2)      Set the stage:  Get a potty chair and some fun books or videos on potty training.  Show your toddler how the potty chair works using a doll.  We had a Baby Alive type doll with Dominic that would pee right into the potty.   After buying all sorts of fancy potty chairs for my older 3, my favorite potty chair is the no-frills one I have for Lydia.  It’s the BabyBjorn potty.  It has a deep seat, a high back, and it’s easy to clean.  Some of our favorite potty books:  The Potty Book for Girls and The Potty Book for Boys by Alyssa Satin Capucilli, My Big Girl Potty and My Big Boy by Joanna Cole, and You Can Go to the Potty by William and Martha Sears.

3)      Help your toddler make the pee to potty connection:  Watch for signs that he needs to go (squatting or sitting in the corner), then ask him “Do you need to go potty?  Let’s go potty!”  Then take him to the potty.  If he produces, make a big fuss about it – dance around and sing songs.  Repeat, repeat, repeat.

4)      Dress for success:  Make training easier by dressing her in stretchy pants that she can pull down herself.
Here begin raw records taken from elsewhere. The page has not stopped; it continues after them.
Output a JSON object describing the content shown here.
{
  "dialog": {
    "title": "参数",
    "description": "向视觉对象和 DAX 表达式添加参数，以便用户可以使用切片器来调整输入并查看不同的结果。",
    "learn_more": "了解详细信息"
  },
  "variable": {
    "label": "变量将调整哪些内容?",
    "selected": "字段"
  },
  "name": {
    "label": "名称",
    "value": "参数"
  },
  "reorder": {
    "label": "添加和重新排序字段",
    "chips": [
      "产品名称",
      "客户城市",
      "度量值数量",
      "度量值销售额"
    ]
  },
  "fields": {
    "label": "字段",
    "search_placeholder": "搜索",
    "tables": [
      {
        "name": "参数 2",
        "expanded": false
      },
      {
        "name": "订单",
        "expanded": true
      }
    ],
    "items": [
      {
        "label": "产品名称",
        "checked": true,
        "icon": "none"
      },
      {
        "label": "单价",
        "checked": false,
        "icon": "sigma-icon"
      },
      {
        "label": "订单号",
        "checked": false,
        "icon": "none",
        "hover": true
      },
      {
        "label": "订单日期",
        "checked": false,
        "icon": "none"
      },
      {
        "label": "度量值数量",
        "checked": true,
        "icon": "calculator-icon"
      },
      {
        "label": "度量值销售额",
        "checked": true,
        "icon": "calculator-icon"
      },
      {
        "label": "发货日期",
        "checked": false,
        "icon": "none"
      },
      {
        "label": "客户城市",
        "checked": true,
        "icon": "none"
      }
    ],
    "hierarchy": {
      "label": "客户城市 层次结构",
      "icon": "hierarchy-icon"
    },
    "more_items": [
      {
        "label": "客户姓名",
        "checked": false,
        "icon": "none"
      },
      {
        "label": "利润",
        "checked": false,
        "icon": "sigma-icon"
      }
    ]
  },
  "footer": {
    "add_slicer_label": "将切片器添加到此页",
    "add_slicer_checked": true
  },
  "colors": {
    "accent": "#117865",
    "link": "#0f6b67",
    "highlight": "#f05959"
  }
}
Bare bottom training is also an option.  In summer weather, you can bring the potty chair outside and let your toddler run around bare bottomed.  At some point, he’ll produce and he’ll see what happens when he pees or poos.  You can show him that the pee or poo goes in the potty.

Lydia turned 2 in January and she’s nearly potty trained.  She has been interested in the potty chair for many months and she’s recently been going into the bathroom and going potty herself, but still not consistently.  I ask her every few hours if she needs to go potty.  If we have a warm day, I let her go bare bottomed outside and that definitely helps.  No rewards or bribes.  Just lots of encouragement, cheering, and potty celebrations.

Photo credit: Cathy Yeulet (photos.com)